App and web page records
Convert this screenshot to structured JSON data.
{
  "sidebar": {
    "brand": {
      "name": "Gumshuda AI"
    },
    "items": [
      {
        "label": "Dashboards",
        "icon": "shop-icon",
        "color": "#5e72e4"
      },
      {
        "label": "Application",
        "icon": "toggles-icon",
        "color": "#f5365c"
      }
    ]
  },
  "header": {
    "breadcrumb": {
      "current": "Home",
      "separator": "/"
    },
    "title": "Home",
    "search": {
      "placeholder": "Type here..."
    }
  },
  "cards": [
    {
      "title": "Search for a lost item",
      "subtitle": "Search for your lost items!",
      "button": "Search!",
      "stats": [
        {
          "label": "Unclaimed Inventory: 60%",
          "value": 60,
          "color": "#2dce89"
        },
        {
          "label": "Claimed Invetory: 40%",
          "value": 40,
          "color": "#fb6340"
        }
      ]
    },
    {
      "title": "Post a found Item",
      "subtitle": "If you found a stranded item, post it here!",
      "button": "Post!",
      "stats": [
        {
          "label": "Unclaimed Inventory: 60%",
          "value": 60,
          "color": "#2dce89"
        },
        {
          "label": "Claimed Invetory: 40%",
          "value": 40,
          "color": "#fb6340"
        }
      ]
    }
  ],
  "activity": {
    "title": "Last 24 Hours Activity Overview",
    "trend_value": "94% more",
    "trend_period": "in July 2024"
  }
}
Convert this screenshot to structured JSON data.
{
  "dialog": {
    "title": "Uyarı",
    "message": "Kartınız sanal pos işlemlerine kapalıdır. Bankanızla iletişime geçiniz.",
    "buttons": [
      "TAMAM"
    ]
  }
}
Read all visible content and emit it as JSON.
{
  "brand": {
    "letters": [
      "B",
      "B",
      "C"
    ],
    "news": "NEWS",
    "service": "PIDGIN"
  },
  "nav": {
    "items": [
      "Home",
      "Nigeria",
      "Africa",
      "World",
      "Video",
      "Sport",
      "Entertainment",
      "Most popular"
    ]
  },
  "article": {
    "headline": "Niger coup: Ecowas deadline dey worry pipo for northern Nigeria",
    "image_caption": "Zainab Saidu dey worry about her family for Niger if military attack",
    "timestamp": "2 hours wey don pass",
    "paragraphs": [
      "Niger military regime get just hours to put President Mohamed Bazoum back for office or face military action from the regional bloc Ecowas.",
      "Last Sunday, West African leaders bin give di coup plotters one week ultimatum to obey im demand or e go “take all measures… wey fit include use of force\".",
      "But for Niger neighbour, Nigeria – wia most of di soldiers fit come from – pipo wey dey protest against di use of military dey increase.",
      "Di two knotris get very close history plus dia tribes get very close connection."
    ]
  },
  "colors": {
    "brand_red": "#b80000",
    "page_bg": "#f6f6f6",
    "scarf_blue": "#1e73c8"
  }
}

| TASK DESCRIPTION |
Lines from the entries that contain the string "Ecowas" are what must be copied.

| PROBLEM SOLUTION |
    "headline": "Niger coup: Ecowas deadline dey worry pipo for northern Nigeria",
      "Niger military regime get just hours to put President Mohamed Bazoum back for office or face military action from the regional bloc Ecowas.",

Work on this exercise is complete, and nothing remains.